_Input:_

== Segment start ==

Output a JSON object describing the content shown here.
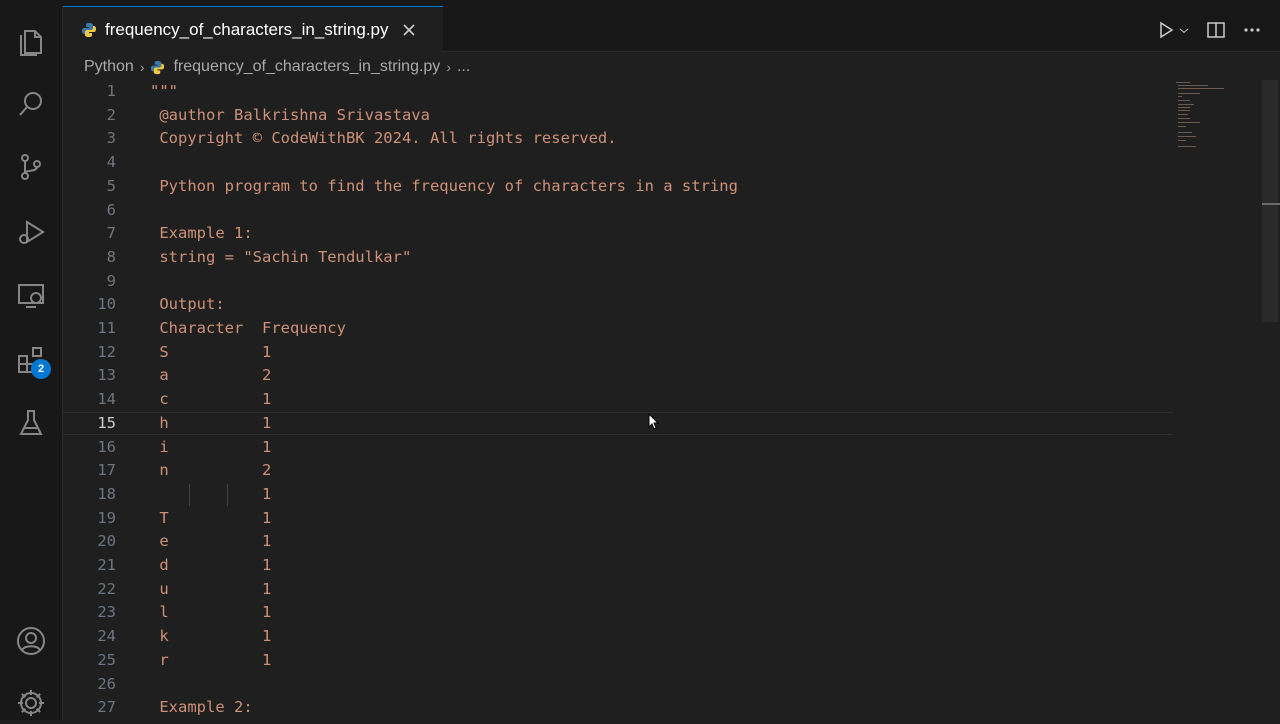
{
  "editor": {
    "tab_label": "frequency_of_characters_in_string.py",
    "breadcrumb": {
      "folder": "Python",
      "file": "frequency_of_characters_in_string.py",
      "more": "..."
    },
    "current_line": 15,
    "lines": [
      {
        "n": "1",
        "text": "\"\"\""
      },
      {
        "n": "2",
        "text": " @author Balkrishna Srivastava"
      },
      {
        "n": "3",
        "text": " Copyright © CodeWithBK 2024. All rights reserved."
      },
      {
        "n": "4",
        "text": ""
      },
      {
        "n": "5",
        "text": " Python program to find the frequency of characters in a string"
      },
      {
        "n": "6",
        "text": ""
      },
      {
        "n": "7",
        "text": " Example 1:"
      },
      {
        "n": "8",
        "text": " string = \"Sachin Tendulkar\""
      },
      {
        "n": "9",
        "text": ""
      },
      {
        "n": "10",
        "text": " Output:"
      },
      {
        "n": "11",
        "text": " Character  Frequency"
      },
      {
        "n": "12",
        "text": " S          1"
      },
      {
        "n": "13",
        "text": " a          2"
      },
      {
        "n": "14",
        "text": " c          1"
      },
      {
        "n": "15",
        "text": " h          1"
      },
      {
        "n": "16",
        "text": " i          1"
      },
      {
        "n": "17",
        "text": " n          2"
      },
      {
        "n": "18",
        "text": "            1"
      },
      {
        "n": "19",
        "text": " T          1"
      },
      {
        "n": "20",
        "text": " e          1"
      },
      {
        "n": "21",
        "text": " d          1"
      },
      {
        "n": "22",
        "text": " u          1"
      },
      {
        "n": "23",
        "text": " l          1"
      },
      {
        "n": "24",
        "text": " k          1"
      },
      {
        "n": "25",
        "text": " r          1"
      },
      {
        "n": "26",
        "text": ""
      },
      {
        "n": "27",
        "text": " Example 2:"
      }
    ]
  },
  "activity_bar": {
    "icons": [
      "files-icon",
      "search-icon",
      "source-control-icon",
      "run-debug-icon",
      "remote-explorer-icon",
      "extensions-icon",
      "testing-icon",
      "account-icon",
      "settings-gear-icon"
    ],
    "extensions_badge": "2"
  },
  "colors": {
    "string": "#ce9178",
    "accent": "#0078d4",
    "background": "#1f1f1f"
  }
}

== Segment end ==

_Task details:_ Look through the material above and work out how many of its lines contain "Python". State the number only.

_Response:_ 2